Step 8: Collect students' final book reviews and place them in a class magazine with the food and movie reviews from the first two lessons. Have students work together to create a fun cover for the magazine (see the We Recommend... Example Class Magazine Cover).
Supporting All Learners
Writing a book review allows students the support of writing about a book that meets their individual needs. From your students that are reading far above grade level to those who are not quite there yet, each child is able to write about a book that interests them as a reader and writer.
- Invite students to start sharing their reviews for your reading community. I have students use the Template for Student Book Recommendations printable that follows the pattern of a popular bookstore. Post these recommendations, with the book, in your classroom.
- With the help of a green screen, create a book review in the fashion of Reading Rainbow. You can import a picture of the book for the background.
- See if you can pair up with a local bookstore to provide an area for displaying books with your students' reviews.
- Support reading reviews year-long by responding back in writing. This could simply be a post-it note placed in your students' reading logs.

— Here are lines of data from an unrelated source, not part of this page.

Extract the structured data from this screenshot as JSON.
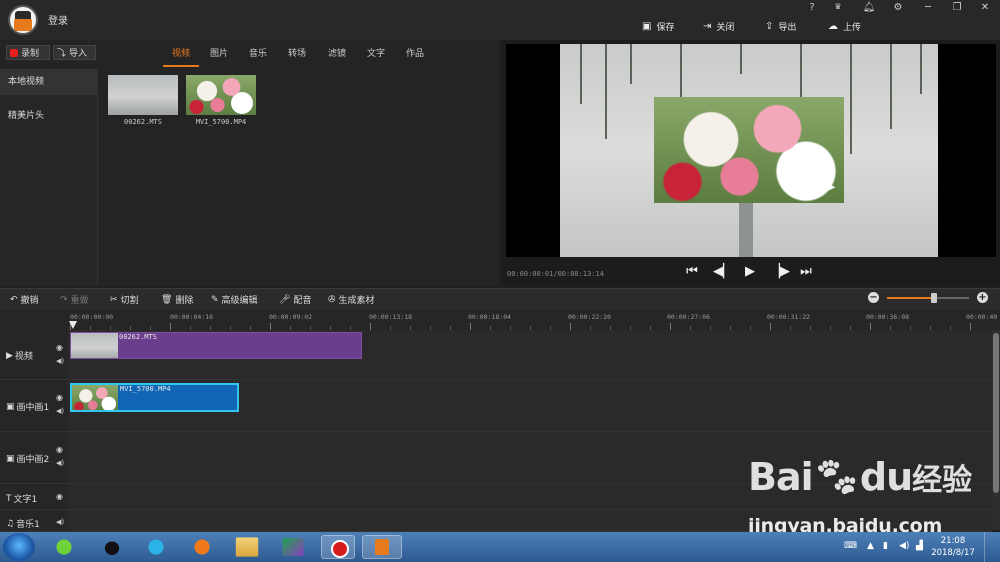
{
  "app": {
    "login_label": "登录",
    "window_controls": [
      "?",
      "VIP",
      "bell",
      "gear",
      "minimize",
      "restore",
      "close"
    ],
    "actions": {
      "save": "保存",
      "close": "关闭",
      "export": "导出",
      "upload": "上传"
    }
  },
  "media": {
    "record_label": "录制",
    "import_label": "导入",
    "tabs": [
      "视频",
      "图片",
      "音乐",
      "转场",
      "滤镜",
      "文字",
      "作品"
    ],
    "active_tab": "视频",
    "sidebar": [
      "本地视频",
      "精美片头"
    ],
    "files": [
      "00262.MTS",
      "MVI_5700.MP4"
    ]
  },
  "preview": {
    "timecode": "00:00:00:01/00:00:13:14",
    "controls": [
      "skip-start",
      "prev-frame",
      "play",
      "next-frame",
      "skip-end"
    ]
  },
  "toolbar": {
    "undo": "撤销",
    "redo": "重做",
    "cut": "切割",
    "delete": "删除",
    "advanced_edit": "高级编辑",
    "dub": "配音",
    "generate": "生成素材",
    "zoom_level": 0.57
  },
  "ruler": {
    "labels": [
      "00:00:00:00",
      "00:00:04:16",
      "00:00:09:02",
      "00:00:13:18",
      "00:00:18:04",
      "00:00:22:20",
      "00:00:27:06",
      "00:00:31:22",
      "00:00:36:08",
      "00:00:40"
    ]
  },
  "tracks": {
    "video": "视频",
    "pip1": "画中画1",
    "pip2": "画中画2",
    "text1": "文字1",
    "music1": "音乐1",
    "clip_video": "00262.MTS",
    "clip_pip": "MVI_5700.MP4"
  },
  "watermark": {
    "logo": "Bai",
    "logo2": "du",
    "cn": "经验",
    "url": "jingyan.baidu.com"
  },
  "taskbar": {
    "time": "21:08",
    "date": "2018/8/17"
  }
}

- Encourage students to place small notes of recommendation on or inside the sleeves of a book in the classroom. Students enjoy the nice surprise of an impromptu book review a la post-it note.
The most important home connection you can make this year is helping students read deeply in and out of school. Help provide the resources as well as tips to creating a comfortable reading environment at home. When students authentically enjoy reading, they will want to share the good things that they are reading with others.
- For posting book reviews online, consider waiting until you have a scheduled visit to your technology lab. You can work with your coordinator to help work get published quickly and efficiently.
- For book report writing, I recommend incorporating other options that supports multiple intelligence research. This includes options such as acting out a scene in a book or creating a comic strip to demonstrate an event in the story.
- Provide flexibility in your schedule. If your students take the interest somewhere not planned, be open to shifting reviews.
- Does the writing sound authentic or like an assignment?
- What types of books are your students selecting for reviews? Use one-on-one conferences to evaluate book selections if they seem too easy or hard.
- Compare your notes from the first lesson on food reviews. How has the writing improved? What still needs to be focused on? This is a qualitative form of pre-test and post-test assessment.
Considering that we ask our students to respond to and reflect upon what they are reading on a weekly basis, all year long, I feel we need to provide the time and resources to show students what good review writing looks like, feels like, and sounds like ("If it sounds good, it is good!"). So when it comes to assessing students and this study, you are setting the stage for a year-long study and progression of assessment.
I recommend the continued use of individual conferences, small group discussions and talk, book talks, use of rubrics, and increased level of responsibility on conventions as the year progresses. Small, workable steps will aid in creating a steady progress for each of your students this year.
- Students read a wide range of print to build an understanding of texts, of themselves, and of the cultures of the United States and the world.
- Students employ a wide range of strategies as they write and use different writing process elements appropriately to communicate with different audiences for a variety of purposes.
- Students apply knowledge of language structure, language conventions (e.g., spelling and punctuation), media techniques, figurative language, and genre to create, critique, and discuss print.
- Students conduct research on issues and interests by generating ideas and questions, and by posing problems. They gather, evaluate, and synthesize data from a variety of sources (e.g., print, artifacts, people) to communicate their discoveries in ways that suit their purpose and audience.